# Available data
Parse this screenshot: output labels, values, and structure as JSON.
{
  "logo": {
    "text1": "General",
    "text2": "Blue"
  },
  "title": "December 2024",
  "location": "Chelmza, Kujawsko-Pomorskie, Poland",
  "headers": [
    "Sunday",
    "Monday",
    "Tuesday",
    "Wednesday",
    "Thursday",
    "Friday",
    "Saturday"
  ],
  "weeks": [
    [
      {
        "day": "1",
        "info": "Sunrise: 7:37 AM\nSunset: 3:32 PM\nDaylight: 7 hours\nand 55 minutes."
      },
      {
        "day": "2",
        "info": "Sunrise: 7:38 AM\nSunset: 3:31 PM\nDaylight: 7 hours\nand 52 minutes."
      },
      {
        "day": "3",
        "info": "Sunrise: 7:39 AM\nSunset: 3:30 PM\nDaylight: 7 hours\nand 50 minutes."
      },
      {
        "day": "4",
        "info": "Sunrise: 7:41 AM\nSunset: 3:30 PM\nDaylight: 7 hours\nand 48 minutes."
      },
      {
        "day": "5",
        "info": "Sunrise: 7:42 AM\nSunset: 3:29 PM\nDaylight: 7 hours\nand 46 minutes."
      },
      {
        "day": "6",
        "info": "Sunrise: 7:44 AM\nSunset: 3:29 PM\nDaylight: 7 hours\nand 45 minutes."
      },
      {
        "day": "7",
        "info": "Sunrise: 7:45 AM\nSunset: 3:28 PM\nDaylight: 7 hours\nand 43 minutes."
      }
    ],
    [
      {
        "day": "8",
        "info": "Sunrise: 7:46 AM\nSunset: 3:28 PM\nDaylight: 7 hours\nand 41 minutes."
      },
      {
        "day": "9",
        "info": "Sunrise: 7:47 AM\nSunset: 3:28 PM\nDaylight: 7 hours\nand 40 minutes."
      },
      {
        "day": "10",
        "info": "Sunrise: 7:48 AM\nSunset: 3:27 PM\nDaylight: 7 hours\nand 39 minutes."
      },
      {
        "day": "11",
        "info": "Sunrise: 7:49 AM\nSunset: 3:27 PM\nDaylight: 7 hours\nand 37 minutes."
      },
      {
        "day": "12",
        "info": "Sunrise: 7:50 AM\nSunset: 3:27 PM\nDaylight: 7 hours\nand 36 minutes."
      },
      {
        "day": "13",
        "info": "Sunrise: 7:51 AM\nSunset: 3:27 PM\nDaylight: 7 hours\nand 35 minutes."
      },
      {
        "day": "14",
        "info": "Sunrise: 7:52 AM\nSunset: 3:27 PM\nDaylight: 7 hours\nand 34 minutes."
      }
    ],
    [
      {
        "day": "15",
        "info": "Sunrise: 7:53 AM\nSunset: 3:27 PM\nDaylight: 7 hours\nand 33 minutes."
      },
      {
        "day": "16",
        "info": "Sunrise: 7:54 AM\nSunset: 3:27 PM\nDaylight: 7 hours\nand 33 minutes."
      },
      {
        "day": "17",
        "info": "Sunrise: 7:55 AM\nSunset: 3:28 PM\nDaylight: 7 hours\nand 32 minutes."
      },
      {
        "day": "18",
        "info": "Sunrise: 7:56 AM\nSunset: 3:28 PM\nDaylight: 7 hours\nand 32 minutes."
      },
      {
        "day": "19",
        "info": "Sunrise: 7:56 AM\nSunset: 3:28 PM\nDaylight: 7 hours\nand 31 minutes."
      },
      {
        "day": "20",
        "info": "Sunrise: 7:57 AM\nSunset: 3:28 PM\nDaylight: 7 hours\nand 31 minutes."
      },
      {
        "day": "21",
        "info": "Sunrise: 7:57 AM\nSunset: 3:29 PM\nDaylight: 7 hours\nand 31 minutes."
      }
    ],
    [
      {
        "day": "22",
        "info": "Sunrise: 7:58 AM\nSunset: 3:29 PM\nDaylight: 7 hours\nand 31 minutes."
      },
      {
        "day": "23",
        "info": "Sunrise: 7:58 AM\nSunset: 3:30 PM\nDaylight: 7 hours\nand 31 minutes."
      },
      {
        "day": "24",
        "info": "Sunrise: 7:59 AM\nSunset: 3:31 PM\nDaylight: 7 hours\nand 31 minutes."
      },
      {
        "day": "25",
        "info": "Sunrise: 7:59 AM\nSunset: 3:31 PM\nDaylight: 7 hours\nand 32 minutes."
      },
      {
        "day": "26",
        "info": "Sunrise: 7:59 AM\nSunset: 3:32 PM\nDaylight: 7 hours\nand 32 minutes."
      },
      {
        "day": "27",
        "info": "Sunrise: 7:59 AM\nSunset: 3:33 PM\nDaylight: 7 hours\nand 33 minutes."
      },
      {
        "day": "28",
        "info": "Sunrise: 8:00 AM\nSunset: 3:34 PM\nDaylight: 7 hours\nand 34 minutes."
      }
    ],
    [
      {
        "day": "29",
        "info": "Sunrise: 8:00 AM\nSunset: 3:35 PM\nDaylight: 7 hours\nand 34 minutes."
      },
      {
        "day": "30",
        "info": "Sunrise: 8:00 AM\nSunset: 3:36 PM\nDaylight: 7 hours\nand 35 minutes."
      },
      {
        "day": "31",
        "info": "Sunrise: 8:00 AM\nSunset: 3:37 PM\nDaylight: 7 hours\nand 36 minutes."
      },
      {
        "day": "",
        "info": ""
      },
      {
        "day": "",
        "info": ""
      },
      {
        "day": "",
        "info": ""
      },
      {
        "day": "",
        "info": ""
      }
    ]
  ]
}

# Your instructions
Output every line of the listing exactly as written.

# Completed exercise
Parse this screenshot: output labels, values, and structure as JSON.
{
  "logo": {
    "text1": "General",
    "text2": "Blue"
  },
  "title": "December 2024",
  "location": "Chelmza, Kujawsko-Pomorskie, Poland",
  "headers": [
    "Sunday",
    "Monday",
    "Tuesday",
    "Wednesday",
    "Thursday",
    "Friday",
    "Saturday"
  ],
  "weeks": [
    [
      {
        "day": "1",
        "info": "Sunrise: 7:37 AM\nSunset: 3:32 PM\nDaylight: 7 hours\nand 55 minutes."
      },
      {
        "day": "2",
        "info": "Sunrise: 7:38 AM\nSunset: 3:31 PM\nDaylight: 7 hours\nand 52 minutes."
      },
      {
        "day": "3",
        "info": "Sunrise: 7:39 AM\nSunset: 3:30 PM\nDaylight: 7 hours\nand 50 minutes."
      },
      {
        "day": "4",
        "info": "Sunrise: 7:41 AM\nSunset: 3:30 PM\nDaylight: 7 hours\nand 48 minutes."
      },
      {
        "day": "5",
        "info": "Sunrise: 7:42 AM\nSunset: 3:29 PM\nDaylight: 7 hours\nand 46 minutes."
      },
      {
        "day": "6",
        "info": "Sunrise: 7:44 AM\nSunset: 3:29 PM\nDaylight: 7 hours\nand 45 minutes."
      },
      {
        "day": "7",
        "info": "Sunrise: 7:45 AM\nSunset: 3:28 PM\nDaylight: 7 hours\nand 43 minutes."
      }
    ],
    [
      {
        "day": "8",
        "info": "Sunrise: 7:46 AM\nSunset: 3:28 PM\nDaylight: 7 hours\nand 41 minutes."
      },
      {
        "day": "9",
        "info": "Sunrise: 7:47 AM\nSunset: 3:28 PM\nDaylight: 7 hours\nand 40 minutes."
      },
      {
        "day": "10",
        "info": "Sunrise: 7:48 AM\nSunset: 3:27 PM\nDaylight: 7 hours\nand 39 minutes."
      },
      {
        "day": "11",
        "info": "Sunrise: 7:49 AM\nSunset: 3:27 PM\nDaylight: 7 hours\nand 37 minutes."
      },
      {
        "day": "12",
        "info": "Sunrise: 7:50 AM\nSunset: 3:27 PM\nDaylight: 7 hours\nand 36 minutes."
      },
      {
        "day": "13",
        "info": "Sunrise: 7:51 AM\nSunset: 3:27 PM\nDaylight: 7 hours\nand 35 minutes."
      },
      {
        "day": "14",
        "info": "Sunrise: 7:52 AM\nSunset: 3:27 PM\nDaylight: 7 hours\nand 34 minutes."
      }
    ],
    [
      {
        "day": "15",
        "info": "Sunrise: 7:53 AM\nSunset: 3:27 PM\nDaylight: 7 hours\nand 33 minutes."
      },
      {
        "day": "16",
        "info": "Sunrise: 7:54 AM\nSunset: 3:27 PM\nDaylight: 7 hours\nand 33 minutes."
      },
      {
        "day": "17",
        "info": "Sunrise: 7:55 AM\nSunset: 3:28 PM\nDaylight: 7 hours\nand 32 minutes."
      },
      {
        "day": "18",
        "info": "Sunrise: 7:56 AM\nSunset: 3:28 PM\nDaylight: 7 hours\nand 32 minutes."
      },
      {
        "day": "19",
        "info": "Sunrise: 7:56 AM\nSunset: 3:28 PM\nDaylight: 7 hours\nand 31 minutes."
      },
      {
        "day": "20",
        "info": "Sunrise: 7:57 AM\nSunset: 3:28 PM\nDaylight: 7 hours\nand 31 minutes."
      },
      {
        "day": "21",
        "info": "Sunrise: 7:57 AM\nSunset: 3:29 PM\nDaylight: 7 hours\nand 31 minutes."
      }
    ],
    [
      {
        "day": "22",
        "info": "Sunrise: 7:58 AM\nSunset: 3:29 PM\nDaylight: 7 hours\nand 31 minutes."
      },
      {
        "day": "23",
        "info": "Sunrise: 7:58 AM\nSunset: 3:30 PM\nDaylight: 7 hours\nand 31 minutes."
      },
      {
        "day": "24",
        "info": "Sunrise: 7:59 AM\nSunset: 3:31 PM\nDaylight: 7 hours\nand 31 minutes."
      },
      {
        "day": "25",
        "info": "Sunrise: 7:59 AM\nSunset: 3:31 PM\nDaylight: 7 hours\nand 32 minutes."
      },
      {
        "day": "26",
        "info": "Sunrise: 7:59 AM\nSunset: 3:32 PM\nDaylight: 7 hours\nand 32 minutes."
      },
      {
        "day": "27",
        "info": "Sunrise: 7:59 AM\nSunset: 3:33 PM\nDaylight: 7 hours\nand 33 minutes."
      },
      {
        "day": "28",
        "info": "Sunrise: 8:00 AM\nSunset: 3:34 PM\nDaylight: 7 hours\nand 34 minutes."
      }
    ],
    [
      {
        "day": "29",
        "info": "Sunrise: 8:00 AM\nSunset: 3:35 PM\nDaylight: 7 hours\nand 34 minutes."
      },
      {
        "day": "30",
        "info": "Sunrise: 8:00 AM\nSunset: 3:36 PM\nDaylight: 7 hours\nand 35 minutes."
      },
      {
        "day": "31",
        "info": "Sunrise: 8:00 AM\nSunset: 3:37 PM\nDaylight: 7 hours\nand 36 minutes."
      },
      {
        "day": "",
        "info": ""
      },
      {
        "day": "",
        "info": ""
      },
      {
        "day": "",
        "info": ""
      },
      {
        "day": "",
        "info": ""
      }
    ]
  ]
}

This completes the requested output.